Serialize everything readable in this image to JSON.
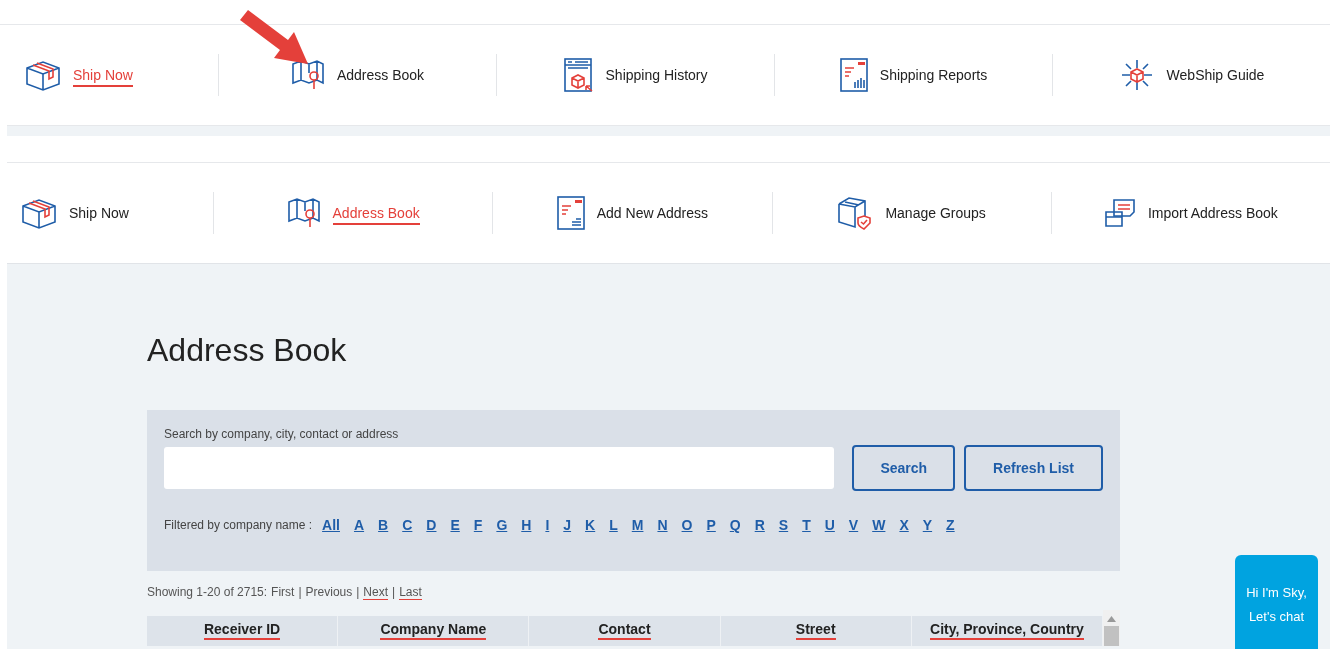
{
  "top_nav": [
    {
      "label": "Ship Now",
      "selected": true
    },
    {
      "label": "Address Book",
      "selected": false
    },
    {
      "label": "Shipping History",
      "selected": false
    },
    {
      "label": "Shipping Reports",
      "selected": false
    },
    {
      "label": "WebShip Guide",
      "selected": false
    }
  ],
  "sub_nav": [
    {
      "label": "Ship Now",
      "selected": false
    },
    {
      "label": "Address Book",
      "selected": true
    },
    {
      "label": "Add New Address",
      "selected": false
    },
    {
      "label": "Manage Groups",
      "selected": false
    },
    {
      "label": "Import Address Book",
      "selected": false
    }
  ],
  "heading": "Address Book",
  "search": {
    "label": "Search by company, city, contact or address",
    "buttons": [
      "Search",
      "Refresh List"
    ]
  },
  "filter": {
    "label": "Filtered by company name :",
    "letters": [
      "All",
      "A",
      "B",
      "C",
      "D",
      "E",
      "F",
      "G",
      "H",
      "I",
      "J",
      "K",
      "L",
      "M",
      "N",
      "O",
      "P",
      "Q",
      "R",
      "S",
      "T",
      "U",
      "V",
      "W",
      "X",
      "Y",
      "Z"
    ]
  },
  "pagination": {
    "prefix": "Showing 1-20 of 2715:",
    "separator": "|",
    "items": [
      {
        "label": "First",
        "link": false
      },
      {
        "label": "Previous",
        "link": false
      },
      {
        "label": "Next",
        "link": true
      },
      {
        "label": "Last",
        "link": true
      }
    ]
  },
  "table": {
    "columns": [
      "Receiver ID",
      "Company Name",
      "Contact",
      "Street",
      "City, Province, Country"
    ]
  },
  "chat": {
    "label": "Hi I'm Sky, Let's chat"
  }
}
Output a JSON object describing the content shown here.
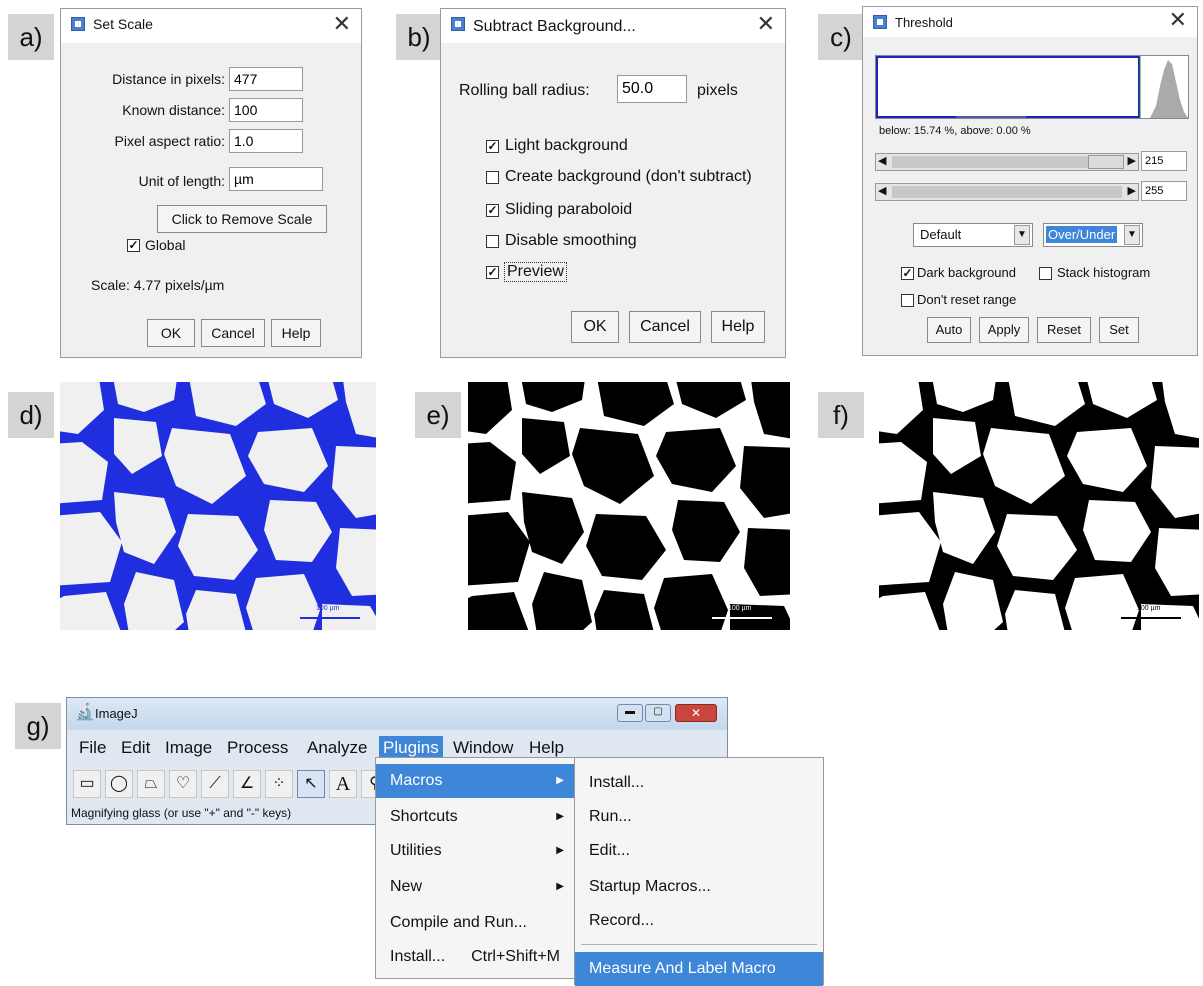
{
  "panel_labels": [
    "a)",
    "b)",
    "c)",
    "d)",
    "e)",
    "f)",
    "g)"
  ],
  "set_scale": {
    "title": "Set Scale",
    "distance_pixels_label": "Distance in pixels:",
    "distance_pixels_value": "477",
    "known_distance_label": "Known distance:",
    "known_distance_value": "100",
    "aspect_ratio_label": "Pixel aspect ratio:",
    "aspect_ratio_value": "1.0",
    "unit_label": "Unit of length:",
    "unit_value": "µm",
    "remove_scale_label": "Click to Remove Scale",
    "global_label": "Global",
    "global_checked": true,
    "scale_text": "Scale: 4.77 pixels/µm",
    "ok_label": "OK",
    "cancel_label": "Cancel",
    "help_label": "Help"
  },
  "subtract_background": {
    "title": "Subtract Background...",
    "radius_label": "Rolling ball radius:",
    "radius_value": "50.0",
    "radius_unit": "pixels",
    "light_bg_label": "Light background",
    "light_bg_checked": true,
    "create_bg_label": "Create background (don't subtract)",
    "create_bg_checked": false,
    "sliding_label": "Sliding paraboloid",
    "sliding_checked": true,
    "disable_smoothing_label": "Disable smoothing",
    "disable_smoothing_checked": false,
    "preview_label": "Preview",
    "preview_checked": true,
    "ok_label": "OK",
    "cancel_label": "Cancel",
    "help_label": "Help"
  },
  "threshold": {
    "title": "Threshold",
    "stats_text": "below: 15.74 %,  above: 0.00 %",
    "slider1_value": "215",
    "slider2_value": "255",
    "method_value": "Default",
    "mode_value": "Over/Under",
    "dark_bg_label": "Dark background",
    "dark_bg_checked": true,
    "stack_hist_label": "Stack histogram",
    "stack_hist_checked": false,
    "dont_reset_label": "Don't reset range",
    "dont_reset_checked": false,
    "auto_label": "Auto",
    "apply_label": "Apply",
    "reset_label": "Reset",
    "set_label": "Set"
  },
  "micrographs": {
    "scale_bar_label": "100 µm",
    "d_membrane_color": "#1f2fe0",
    "d_cell_color": "#f0f0f0"
  },
  "imagej": {
    "title": "ImageJ",
    "menubar": [
      "File",
      "Edit",
      "Image",
      "Process",
      "Analyze",
      "Plugins",
      "Window",
      "Help"
    ],
    "active_menu": "Plugins",
    "status_text": "Magnifying glass (or use \"+\" and \"-\" keys)",
    "plugins_menu": [
      "Macros",
      "Shortcuts",
      "Utilities",
      "New",
      "Compile and Run...",
      "Install..."
    ],
    "install_shortcut": "Ctrl+Shift+M",
    "macros_submenu": [
      "Install...",
      "Run...",
      "Edit...",
      "Startup Macros...",
      "Record...",
      "Measure And Label Macro"
    ],
    "highlight_color": "#3d86d8"
  }
}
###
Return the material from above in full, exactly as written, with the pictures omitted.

Serialize everything readable in this image to JSON.
{
  "top_nav": [
    {
      "label": "Ship Now",
      "selected": true
    },
    {
      "label": "Address Book",
      "selected": false
    },
    {
      "label": "Shipping History",
      "selected": false
    },
    {
      "label": "Shipping Reports",
      "selected": false
    },
    {
      "label": "WebShip Guide",
      "selected": false
    }
  ],
  "sub_nav": [
    {
      "label": "Ship Now",
      "selected": false
    },
    {
      "label": "Address Book",
      "selected": true
    },
    {
      "label": "Add New Address",
      "selected": false
    },
    {
      "label": "Manage Groups",
      "selected": false
    },
    {
      "label": "Import Address Book",
      "selected": false
    }
  ],
  "heading": "Address Book",
  "search": {
    "label": "Search by company, city, contact or address",
    "buttons": [
      "Search",
      "Refresh List"
    ]
  },
  "filter": {
    "label": "Filtered by company name :",
    "letters": [
      "All",
      "A",
      "B",
      "C",
      "D",
      "E",
      "F",
      "G",
      "H",
      "I",
      "J",
      "K",
      "L",
      "M",
      "N",
      "O",
      "P",
      "Q",
      "R",
      "S",
      "T",
      "U",
      "V",
      "W",
      "X",
      "Y",
      "Z"
    ]
  },
  "pagination": {
    "prefix": "Showing 1-20 of 2715:",
    "separator": "|",
    "items": [
      {
        "label": "First",
        "link": false
      },
      {
        "label": "Previous",
        "link": false
      },
      {
        "label": "Next",
        "link": true
      },
      {
        "label": "Last",
        "link": true
      }
    ]
  },
  "table": {
    "columns": [
      "Receiver ID",
      "Company Name",
      "Contact",
      "Street",
      "City, Province, Country"
    ]
  },
  "chat": {
    "label": "Hi I'm Sky, Let's chat"
  }
}
Output a JSON object describing the content shown here.
{
  "panel_labels": [
    "a)",
    "b)",
    "c)",
    "d)",
    "e)",
    "f)",
    "g)"
  ],
  "set_scale": {
    "title": "Set Scale",
    "distance_pixels_label": "Distance in pixels:",
    "distance_pixels_value": "477",
    "known_distance_label": "Known distance:",
    "known_distance_value": "100",
    "aspect_ratio_label": "Pixel aspect ratio:",
    "aspect_ratio_value": "1.0",
    "unit_label": "Unit of length:",
    "unit_value": "µm",
    "remove_scale_label": "Click to Remove Scale",
    "global_label": "Global",
    "global_checked": true,
    "scale_text": "Scale: 4.77 pixels/µm",
    "ok_label": "OK",
    "cancel_label": "Cancel",
    "help_label": "Help"
  },
  "subtract_background": {
    "title": "Subtract Background...",
    "radius_label": "Rolling ball radius:",
    "radius_value": "50.0",
    "radius_unit": "pixels",
    "light_bg_label": "Light background",
    "light_bg_checked": true,
    "create_bg_label": "Create background (don't subtract)",
    "create_bg_checked": false,
    "sliding_label": "Sliding paraboloid",
    "sliding_checked": true,
    "disable_smoothing_label": "Disable smoothing",
    "disable_smoothing_checked": false,
    "preview_label": "Preview",
    "preview_checked": true,
    "ok_label": "OK",
    "cancel_label": "Cancel",
    "help_label": "Help"
  },
  "threshold": {
    "title": "Threshold",
    "stats_text": "below: 15.74 %,  above: 0.00 %",
    "slider1_value": "215",
    "slider2_value": "255",
    "method_value": "Default",
    "mode_value": "Over/Under",
    "dark_bg_label": "Dark background",
    "dark_bg_checked": true,
    "stack_hist_label": "Stack histogram",
    "stack_hist_checked": false,
    "dont_reset_label": "Don't reset range",
    "dont_reset_checked": false,
    "auto_label": "Auto",
    "apply_label": "Apply",
    "reset_label": "Reset",
    "set_label": "Set"
  },
  "micrographs": {
    "scale_bar_label": "100 µm",
    "d_membrane_color": "#1f2fe0",
    "d_cell_color": "#f0f0f0"
  },
  "imagej": {
    "title": "ImageJ",
    "menubar": [
      "File",
      "Edit",
      "Image",
      "Process",
      "Analyze",
      "Plugins",
      "Window",
      "Help"
    ],
    "active_menu": "Plugins",
    "status_text": "Magnifying glass (or use \"+\" and \"-\" keys)",
    "plugins_menu": [
      "Macros",
      "Shortcuts",
      "Utilities",
      "New",
      "Compile and Run...",
      "Install..."
    ],
    "install_shortcut": "Ctrl+Shift+M",
    "macros_submenu": [
      "Install...",
      "Run...",
      "Edit...",
      "Startup Macros...",
      "Record...",
      "Measure And Label Macro"
    ],
    "highlight_color": "#3d86d8"
  }
}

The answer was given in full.